I had planned to write about the reasons why the Golden Gophers N.I.T. championship mattered. I do think it matters and I’ll still write about why, but context matters too. The game of college basketball isn’t nearly as important as the lives of the people who are touched by the game we love. The twitterati, along with fans of teams that were able to participate in the NCAA tournament, snarkily declared the N.I.T. championship meaningless. In the grand scheme of things, it was meaningless. The world of college basketball, today alone, provided two examples of how a kids game played by kids and young adults doesn’t mean a whole lot in the tapestry of life. Lacey Holsworth died way too young of a disease too horrible. Meanwhile, UMass guard Derrick Gordon is finally himself, and finally happy. Death, and (a fuller, happier) life mean a lot more than any basketball game, any basketball season.
In the proper context of a kids’ game, here is why the N.I.T. mattered.
Richard Pitino will coach in his first non-conference tournament championship game of his career on Thursday night. The coach on the other bench is no stranger to championship basketball. Richard Pitino was five years old when Brown won the national title in 1988, 22 when Brown won his first NBA title with the Pistons. At age 31, Pitino hopes to give the 73 year old Brown his first N.I.T. championship loss.
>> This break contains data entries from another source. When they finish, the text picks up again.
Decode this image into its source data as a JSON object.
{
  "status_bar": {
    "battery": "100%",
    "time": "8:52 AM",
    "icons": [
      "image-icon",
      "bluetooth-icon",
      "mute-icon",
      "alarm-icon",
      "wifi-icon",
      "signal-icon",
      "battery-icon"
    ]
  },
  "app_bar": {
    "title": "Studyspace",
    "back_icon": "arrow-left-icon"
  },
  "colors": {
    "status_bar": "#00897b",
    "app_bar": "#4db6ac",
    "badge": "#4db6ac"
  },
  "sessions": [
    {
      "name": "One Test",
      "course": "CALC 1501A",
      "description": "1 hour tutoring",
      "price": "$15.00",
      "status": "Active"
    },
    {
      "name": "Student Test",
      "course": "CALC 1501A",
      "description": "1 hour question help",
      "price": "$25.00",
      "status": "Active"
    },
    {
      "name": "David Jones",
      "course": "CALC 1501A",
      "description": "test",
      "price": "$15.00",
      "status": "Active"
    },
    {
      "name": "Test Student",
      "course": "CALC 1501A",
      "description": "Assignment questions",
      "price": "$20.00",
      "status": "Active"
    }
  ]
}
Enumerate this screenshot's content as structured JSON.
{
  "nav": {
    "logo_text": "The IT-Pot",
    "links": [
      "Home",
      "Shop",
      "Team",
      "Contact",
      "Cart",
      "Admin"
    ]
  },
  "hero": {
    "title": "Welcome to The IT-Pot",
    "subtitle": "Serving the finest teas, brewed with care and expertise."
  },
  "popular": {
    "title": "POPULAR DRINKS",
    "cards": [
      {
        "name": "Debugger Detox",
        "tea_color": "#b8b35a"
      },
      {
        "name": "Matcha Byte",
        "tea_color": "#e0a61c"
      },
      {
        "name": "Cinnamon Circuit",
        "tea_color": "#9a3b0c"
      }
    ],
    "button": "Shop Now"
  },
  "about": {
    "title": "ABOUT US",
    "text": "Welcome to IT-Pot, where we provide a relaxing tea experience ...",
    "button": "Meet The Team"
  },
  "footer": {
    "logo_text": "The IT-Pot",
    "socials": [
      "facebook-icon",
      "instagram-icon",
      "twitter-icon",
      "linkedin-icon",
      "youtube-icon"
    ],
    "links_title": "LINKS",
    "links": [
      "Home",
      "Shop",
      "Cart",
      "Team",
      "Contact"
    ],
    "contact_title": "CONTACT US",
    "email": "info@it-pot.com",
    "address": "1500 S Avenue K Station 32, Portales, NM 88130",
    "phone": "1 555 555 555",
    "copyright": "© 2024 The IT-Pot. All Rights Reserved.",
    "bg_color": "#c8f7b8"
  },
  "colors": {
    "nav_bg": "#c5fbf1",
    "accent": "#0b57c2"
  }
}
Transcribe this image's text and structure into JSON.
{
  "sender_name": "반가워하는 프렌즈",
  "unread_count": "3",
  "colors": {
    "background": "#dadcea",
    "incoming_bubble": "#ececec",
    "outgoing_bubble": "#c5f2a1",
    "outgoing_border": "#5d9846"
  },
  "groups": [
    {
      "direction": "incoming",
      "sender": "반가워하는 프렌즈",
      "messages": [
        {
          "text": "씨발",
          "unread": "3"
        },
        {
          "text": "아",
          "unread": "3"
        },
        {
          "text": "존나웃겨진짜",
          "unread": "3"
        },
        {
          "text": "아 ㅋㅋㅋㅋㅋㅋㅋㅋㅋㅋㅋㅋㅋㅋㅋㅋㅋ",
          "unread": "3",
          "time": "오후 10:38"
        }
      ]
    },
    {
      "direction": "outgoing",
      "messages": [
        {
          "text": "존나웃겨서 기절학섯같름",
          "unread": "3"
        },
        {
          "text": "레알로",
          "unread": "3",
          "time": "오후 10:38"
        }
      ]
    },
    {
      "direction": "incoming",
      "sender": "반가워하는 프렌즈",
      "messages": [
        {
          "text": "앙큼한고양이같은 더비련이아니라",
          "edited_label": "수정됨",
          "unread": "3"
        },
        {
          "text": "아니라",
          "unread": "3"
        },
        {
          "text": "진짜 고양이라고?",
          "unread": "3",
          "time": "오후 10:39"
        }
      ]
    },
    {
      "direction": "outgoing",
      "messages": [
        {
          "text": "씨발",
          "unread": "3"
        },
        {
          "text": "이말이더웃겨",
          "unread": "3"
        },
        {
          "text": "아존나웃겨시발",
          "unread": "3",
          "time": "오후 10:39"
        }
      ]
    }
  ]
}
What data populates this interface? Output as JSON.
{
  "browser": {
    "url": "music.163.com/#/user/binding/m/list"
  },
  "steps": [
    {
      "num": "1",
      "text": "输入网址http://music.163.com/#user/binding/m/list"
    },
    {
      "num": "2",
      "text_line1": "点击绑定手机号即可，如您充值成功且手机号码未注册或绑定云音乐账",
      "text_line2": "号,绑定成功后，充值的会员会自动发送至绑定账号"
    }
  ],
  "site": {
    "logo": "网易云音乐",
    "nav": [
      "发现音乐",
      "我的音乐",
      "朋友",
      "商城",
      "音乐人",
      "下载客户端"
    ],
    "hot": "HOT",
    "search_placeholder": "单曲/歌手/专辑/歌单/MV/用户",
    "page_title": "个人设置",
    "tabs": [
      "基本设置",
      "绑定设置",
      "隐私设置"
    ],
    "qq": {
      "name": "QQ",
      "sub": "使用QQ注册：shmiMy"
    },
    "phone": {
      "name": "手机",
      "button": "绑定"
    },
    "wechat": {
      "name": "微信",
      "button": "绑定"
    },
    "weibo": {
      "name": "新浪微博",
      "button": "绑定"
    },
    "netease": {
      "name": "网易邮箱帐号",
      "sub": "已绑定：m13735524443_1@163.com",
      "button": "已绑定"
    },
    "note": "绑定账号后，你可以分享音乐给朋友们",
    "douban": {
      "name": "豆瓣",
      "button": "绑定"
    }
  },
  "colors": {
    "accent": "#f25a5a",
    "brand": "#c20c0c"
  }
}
In a game that felt like it would never end, and with a clown car of announcers and color commentators talking about anything other than the game in front of them, the Gophers overcame a back-breaking end of regulation to rebound and take care of Florida State in OT in the NIT semifinals, 67-64. With the game well in hand heading into the final 10 seconds of regulation, Malik Smith, perhaps the team’s best free throw shooter, clanked two attempts, resulting in utter panic and…